Labor—salaries and wages for physicians, nurses, and other healthcare professionals—has historically represented a significant portion of hospitals’ operating expenses. For HCA Healthcare, one of the largest healthcare systems in the US, the ratio of salaries and benefits expenses to revenues consistently approximated 46% from 2019-2021. By comparison, supplies as a percent of revenues approximated 16% over that time period, while other operating expenses ranged from 17-18.5% of revenues.
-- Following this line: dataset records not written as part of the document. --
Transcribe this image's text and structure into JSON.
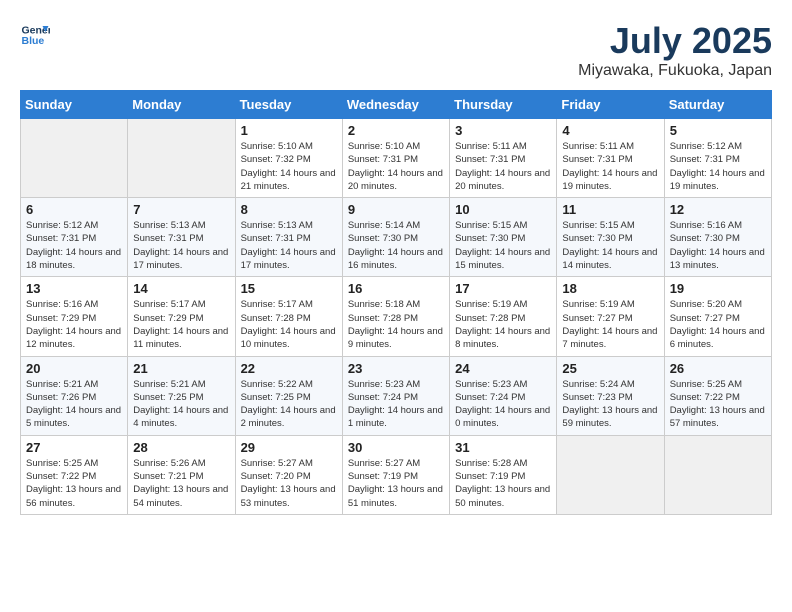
{
  "header": {
    "logo_line1": "General",
    "logo_line2": "Blue",
    "month_year": "July 2025",
    "location": "Miyawaka, Fukuoka, Japan"
  },
  "days_of_week": [
    "Sunday",
    "Monday",
    "Tuesday",
    "Wednesday",
    "Thursday",
    "Friday",
    "Saturday"
  ],
  "weeks": [
    [
      {
        "day": "",
        "sunrise": "",
        "sunset": "",
        "daylight": ""
      },
      {
        "day": "",
        "sunrise": "",
        "sunset": "",
        "daylight": ""
      },
      {
        "day": "1",
        "sunrise": "Sunrise: 5:10 AM",
        "sunset": "Sunset: 7:32 PM",
        "daylight": "Daylight: 14 hours and 21 minutes."
      },
      {
        "day": "2",
        "sunrise": "Sunrise: 5:10 AM",
        "sunset": "Sunset: 7:31 PM",
        "daylight": "Daylight: 14 hours and 20 minutes."
      },
      {
        "day": "3",
        "sunrise": "Sunrise: 5:11 AM",
        "sunset": "Sunset: 7:31 PM",
        "daylight": "Daylight: 14 hours and 20 minutes."
      },
      {
        "day": "4",
        "sunrise": "Sunrise: 5:11 AM",
        "sunset": "Sunset: 7:31 PM",
        "daylight": "Daylight: 14 hours and 19 minutes."
      },
      {
        "day": "5",
        "sunrise": "Sunrise: 5:12 AM",
        "sunset": "Sunset: 7:31 PM",
        "daylight": "Daylight: 14 hours and 19 minutes."
      }
    ],
    [
      {
        "day": "6",
        "sunrise": "Sunrise: 5:12 AM",
        "sunset": "Sunset: 7:31 PM",
        "daylight": "Daylight: 14 hours and 18 minutes."
      },
      {
        "day": "7",
        "sunrise": "Sunrise: 5:13 AM",
        "sunset": "Sunset: 7:31 PM",
        "daylight": "Daylight: 14 hours and 17 minutes."
      },
      {
        "day": "8",
        "sunrise": "Sunrise: 5:13 AM",
        "sunset": "Sunset: 7:31 PM",
        "daylight": "Daylight: 14 hours and 17 minutes."
      },
      {
        "day": "9",
        "sunrise": "Sunrise: 5:14 AM",
        "sunset": "Sunset: 7:30 PM",
        "daylight": "Daylight: 14 hours and 16 minutes."
      },
      {
        "day": "10",
        "sunrise": "Sunrise: 5:15 AM",
        "sunset": "Sunset: 7:30 PM",
        "daylight": "Daylight: 14 hours and 15 minutes."
      },
      {
        "day": "11",
        "sunrise": "Sunrise: 5:15 AM",
        "sunset": "Sunset: 7:30 PM",
        "daylight": "Daylight: 14 hours and 14 minutes."
      },
      {
        "day": "12",
        "sunrise": "Sunrise: 5:16 AM",
        "sunset": "Sunset: 7:30 PM",
        "daylight": "Daylight: 14 hours and 13 minutes."
      }
    ],
    [
      {
        "day": "13",
        "sunrise": "Sunrise: 5:16 AM",
        "sunset": "Sunset: 7:29 PM",
        "daylight": "Daylight: 14 hours and 12 minutes."
      },
      {
        "day": "14",
        "sunrise": "Sunrise: 5:17 AM",
        "sunset": "Sunset: 7:29 PM",
        "daylight": "Daylight: 14 hours and 11 minutes."
      },
      {
        "day": "15",
        "sunrise": "Sunrise: 5:17 AM",
        "sunset": "Sunset: 7:28 PM",
        "daylight": "Daylight: 14 hours and 10 minutes."
      },
      {
        "day": "16",
        "sunrise": "Sunrise: 5:18 AM",
        "sunset": "Sunset: 7:28 PM",
        "daylight": "Daylight: 14 hours and 9 minutes."
      },
      {
        "day": "17",
        "sunrise": "Sunrise: 5:19 AM",
        "sunset": "Sunset: 7:28 PM",
        "daylight": "Daylight: 14 hours and 8 minutes."
      },
      {
        "day": "18",
        "sunrise": "Sunrise: 5:19 AM",
        "sunset": "Sunset: 7:27 PM",
        "daylight": "Daylight: 14 hours and 7 minutes."
      },
      {
        "day": "19",
        "sunrise": "Sunrise: 5:20 AM",
        "sunset": "Sunset: 7:27 PM",
        "daylight": "Daylight: 14 hours and 6 minutes."
      }
    ],
    [
      {
        "day": "20",
        "sunrise": "Sunrise: 5:21 AM",
        "sunset": "Sunset: 7:26 PM",
        "daylight": "Daylight: 14 hours and 5 minutes."
      },
      {
        "day": "21",
        "sunrise": "Sunrise: 5:21 AM",
        "sunset": "Sunset: 7:25 PM",
        "daylight": "Daylight: 14 hours and 4 minutes."
      },
      {
        "day": "22",
        "sunrise": "Sunrise: 5:22 AM",
        "sunset": "Sunset: 7:25 PM",
        "daylight": "Daylight: 14 hours and 2 minutes."
      },
      {
        "day": "23",
        "sunrise": "Sunrise: 5:23 AM",
        "sunset": "Sunset: 7:24 PM",
        "daylight": "Daylight: 14 hours and 1 minute."
      },
      {
        "day": "24",
        "sunrise": "Sunrise: 5:23 AM",
        "sunset": "Sunset: 7:24 PM",
        "daylight": "Daylight: 14 hours and 0 minutes."
      },
      {
        "day": "25",
        "sunrise": "Sunrise: 5:24 AM",
        "sunset": "Sunset: 7:23 PM",
        "daylight": "Daylight: 13 hours and 59 minutes."
      },
      {
        "day": "26",
        "sunrise": "Sunrise: 5:25 AM",
        "sunset": "Sunset: 7:22 PM",
        "daylight": "Daylight: 13 hours and 57 minutes."
      }
    ],
    [
      {
        "day": "27",
        "sunrise": "Sunrise: 5:25 AM",
        "sunset": "Sunset: 7:22 PM",
        "daylight": "Daylight: 13 hours and 56 minutes."
      },
      {
        "day": "28",
        "sunrise": "Sunrise: 5:26 AM",
        "sunset": "Sunset: 7:21 PM",
        "daylight": "Daylight: 13 hours and 54 minutes."
      },
      {
        "day": "29",
        "sunrise": "Sunrise: 5:27 AM",
        "sunset": "Sunset: 7:20 PM",
        "daylight": "Daylight: 13 hours and 53 minutes."
      },
      {
        "day": "30",
        "sunrise": "Sunrise: 5:27 AM",
        "sunset": "Sunset: 7:19 PM",
        "daylight": "Daylight: 13 hours and 51 minutes."
      },
      {
        "day": "31",
        "sunrise": "Sunrise: 5:28 AM",
        "sunset": "Sunset: 7:19 PM",
        "daylight": "Daylight: 13 hours and 50 minutes."
      },
      {
        "day": "",
        "sunrise": "",
        "sunset": "",
        "daylight": ""
      },
      {
        "day": "",
        "sunrise": "",
        "sunset": "",
        "daylight": ""
      }
    ]
  ]
}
Clearly, labor represents an outsized portion of hospitals’ overall operating expenses. As such, the past two years of disruption in the labor market, particularly among healthcare professionals, has been reflected in hospitals’ financial conditions. In a report they published in October 2021, Premier concluded that hospitals and health systems in the US are paying $24 billion more per year for qualified clinical labor than before the COVID-19 pandemic began. Further, their analysis indicates that clinical labor costs are up by an average of 8% per patient per day, compared to 2019 (pre-COVID) baseline levels.
As the healthcare system continues to experience an influx of patients being treated for COVID-19, hospitals have found themselves competing for qualified labor, particularly nurses. In addition to the added cost for finding and recruiting nurses (often through agencies), hospitals have relied on existing staff to work overtime hours to care for the increased patient load. These dynamics bore out in Premier’s data as well; according to their report, overtime hours were up 52% (as of September of 2021) when compared to a pre-COVID baseline. Within the same comparison framework, use of agency and temporary labor increased 132% for full-time and 131% for part-time workers. Additionally, the use of contingency labor rose nearly 126%.
In addition to the increase in working hours, the rates for these positions are materially higher than standard arrangements – that is, overtime and agency staff typically add 50% or more to a standard hourly rate. Anecdotal commentary from public hospital companies has cited even higher multiples, further highlighting the extent to which labor dynamics impact overall finances for health systems.
In the early days of the pandemic, the federal government acted swiftly to provide support to health systems nationwide. The CARES Act and subsequent measures aided in shoring up hospital finances to mitigate the disruptive impacts of the pandemic. Now two years into the pandemic, US hospitals have experienced ebbing and flowing waves of COVID patients, while nurses and other healthcare professionals have remained dedicated to providing the necessary care. Through these experiences, hospital systems have learned to manage their operations to treat COVID and non-COVID patients simultaneously. By comparison, in the earlier days of the pandemic and in subsequent surges, hospitals often forewent (either by choice or mandate) ‘elective’ or ‘non-essential’ procedures to preserve capacity in their systems. Much of the conversation during those periods focused on preserving hospital beds. It soon became apparent that the capacity of care provided by nurses and other professionals was just as essential, if not more so, to maintain.
Today, nationwide COVID cases and hospitalizations are lower than they were during the Omicron peak earlier in 2022. However, hospitals across the country continue to admit and care for COVID patients every day, while nurses and other professionals are leaving the profession, due to burnout or other reasons. In October 2021, data from Morning Consult found that 18% of healthcare workers had quit their jobs during the COVID-19 pandemic. Among healthcare workers who kept their jobs during the pandemic, 31% considered leaving. Additionally, the report notes that 79% of healthcare professionals said the national worker shortage has affected them and their place of work.
As we cross the two-year anniversary of COVID-19’s declaration as a pandemic, the US healthcare workforce has experienced a broad disruption, upending operations of hospitals and health systems across the country. Hospitals have in turn developed and executed strategies to operate in this environment, including examining ways to reduce other costs to offset the impact of increased expenses for labor. As the COVID-19 pandemic continues and hospitals continue to experience wage inflation pressures, suppliers, medical technology and device companies, and staffing agencies are seeing the downstream effects across the industry.
Gilmartin diligently monitors and analyzes trends across the healthcare sector and macro environment, in order to better inform our clients of developments that may impact their companies directly or indirectly. Contact our team today to learn how our combined knowledge and experience can benefit you.
Alex Khan, Vice President